In how many lines of the records below does the word "Camera" appear? Reply with the number only.
· · · · · · ·
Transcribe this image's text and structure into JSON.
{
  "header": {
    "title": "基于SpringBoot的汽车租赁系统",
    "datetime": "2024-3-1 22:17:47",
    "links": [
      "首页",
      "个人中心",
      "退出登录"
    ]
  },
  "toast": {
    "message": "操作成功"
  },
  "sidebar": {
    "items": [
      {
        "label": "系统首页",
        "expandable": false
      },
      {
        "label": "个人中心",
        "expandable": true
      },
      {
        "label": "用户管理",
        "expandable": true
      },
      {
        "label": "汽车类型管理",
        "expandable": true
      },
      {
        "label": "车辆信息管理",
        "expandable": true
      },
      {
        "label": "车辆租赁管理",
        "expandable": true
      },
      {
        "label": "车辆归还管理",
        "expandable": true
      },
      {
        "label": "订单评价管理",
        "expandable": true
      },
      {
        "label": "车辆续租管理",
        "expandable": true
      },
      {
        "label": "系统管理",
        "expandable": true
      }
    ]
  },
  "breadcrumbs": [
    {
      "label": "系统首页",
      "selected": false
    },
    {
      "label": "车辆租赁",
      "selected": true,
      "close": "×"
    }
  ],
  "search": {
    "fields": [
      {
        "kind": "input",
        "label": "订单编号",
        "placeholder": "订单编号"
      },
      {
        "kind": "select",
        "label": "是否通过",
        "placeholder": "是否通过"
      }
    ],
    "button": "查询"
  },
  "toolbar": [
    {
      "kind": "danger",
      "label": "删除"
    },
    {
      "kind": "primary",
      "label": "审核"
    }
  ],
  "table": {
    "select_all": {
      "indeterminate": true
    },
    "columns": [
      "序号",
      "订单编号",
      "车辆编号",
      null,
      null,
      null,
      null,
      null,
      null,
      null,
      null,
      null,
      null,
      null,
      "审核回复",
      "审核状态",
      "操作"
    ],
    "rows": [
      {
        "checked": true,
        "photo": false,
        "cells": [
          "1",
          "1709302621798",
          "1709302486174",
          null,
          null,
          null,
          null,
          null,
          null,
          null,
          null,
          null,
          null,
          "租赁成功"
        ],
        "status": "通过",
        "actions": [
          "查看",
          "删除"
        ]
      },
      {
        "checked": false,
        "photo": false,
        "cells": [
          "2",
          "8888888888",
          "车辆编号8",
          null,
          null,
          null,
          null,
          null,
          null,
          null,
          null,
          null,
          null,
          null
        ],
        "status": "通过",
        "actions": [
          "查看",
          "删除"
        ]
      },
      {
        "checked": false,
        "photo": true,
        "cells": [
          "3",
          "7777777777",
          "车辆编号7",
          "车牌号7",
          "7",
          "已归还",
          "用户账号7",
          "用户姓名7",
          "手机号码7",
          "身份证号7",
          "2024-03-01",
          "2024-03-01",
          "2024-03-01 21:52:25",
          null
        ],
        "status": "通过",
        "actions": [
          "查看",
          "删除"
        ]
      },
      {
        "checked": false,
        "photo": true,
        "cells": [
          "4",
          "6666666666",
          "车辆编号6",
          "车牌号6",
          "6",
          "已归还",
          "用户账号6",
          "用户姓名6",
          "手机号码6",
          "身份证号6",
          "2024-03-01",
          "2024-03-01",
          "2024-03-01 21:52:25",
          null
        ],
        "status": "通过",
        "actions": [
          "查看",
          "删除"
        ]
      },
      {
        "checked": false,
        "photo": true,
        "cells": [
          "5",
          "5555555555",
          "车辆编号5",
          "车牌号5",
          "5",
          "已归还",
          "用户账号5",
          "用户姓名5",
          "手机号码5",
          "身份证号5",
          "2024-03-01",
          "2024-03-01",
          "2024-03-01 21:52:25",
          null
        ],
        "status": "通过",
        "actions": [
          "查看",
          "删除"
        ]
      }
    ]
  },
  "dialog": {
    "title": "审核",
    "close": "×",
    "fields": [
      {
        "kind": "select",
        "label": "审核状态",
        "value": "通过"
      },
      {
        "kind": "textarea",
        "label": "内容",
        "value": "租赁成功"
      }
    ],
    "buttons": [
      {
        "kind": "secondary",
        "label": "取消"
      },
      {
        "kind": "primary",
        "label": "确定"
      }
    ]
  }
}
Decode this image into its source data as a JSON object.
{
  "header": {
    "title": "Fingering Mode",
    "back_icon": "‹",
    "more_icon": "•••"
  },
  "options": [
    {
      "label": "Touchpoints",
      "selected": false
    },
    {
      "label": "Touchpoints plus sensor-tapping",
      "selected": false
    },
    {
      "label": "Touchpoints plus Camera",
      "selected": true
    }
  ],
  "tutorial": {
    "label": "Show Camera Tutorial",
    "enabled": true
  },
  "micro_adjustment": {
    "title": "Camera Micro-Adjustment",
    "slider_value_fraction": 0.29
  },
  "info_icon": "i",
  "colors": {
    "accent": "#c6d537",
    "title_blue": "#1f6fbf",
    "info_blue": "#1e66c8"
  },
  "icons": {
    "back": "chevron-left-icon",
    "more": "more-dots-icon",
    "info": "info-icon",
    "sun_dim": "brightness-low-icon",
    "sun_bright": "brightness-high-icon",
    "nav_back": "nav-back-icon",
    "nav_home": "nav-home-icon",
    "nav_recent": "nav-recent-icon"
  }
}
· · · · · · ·
[Response to the exercise] 3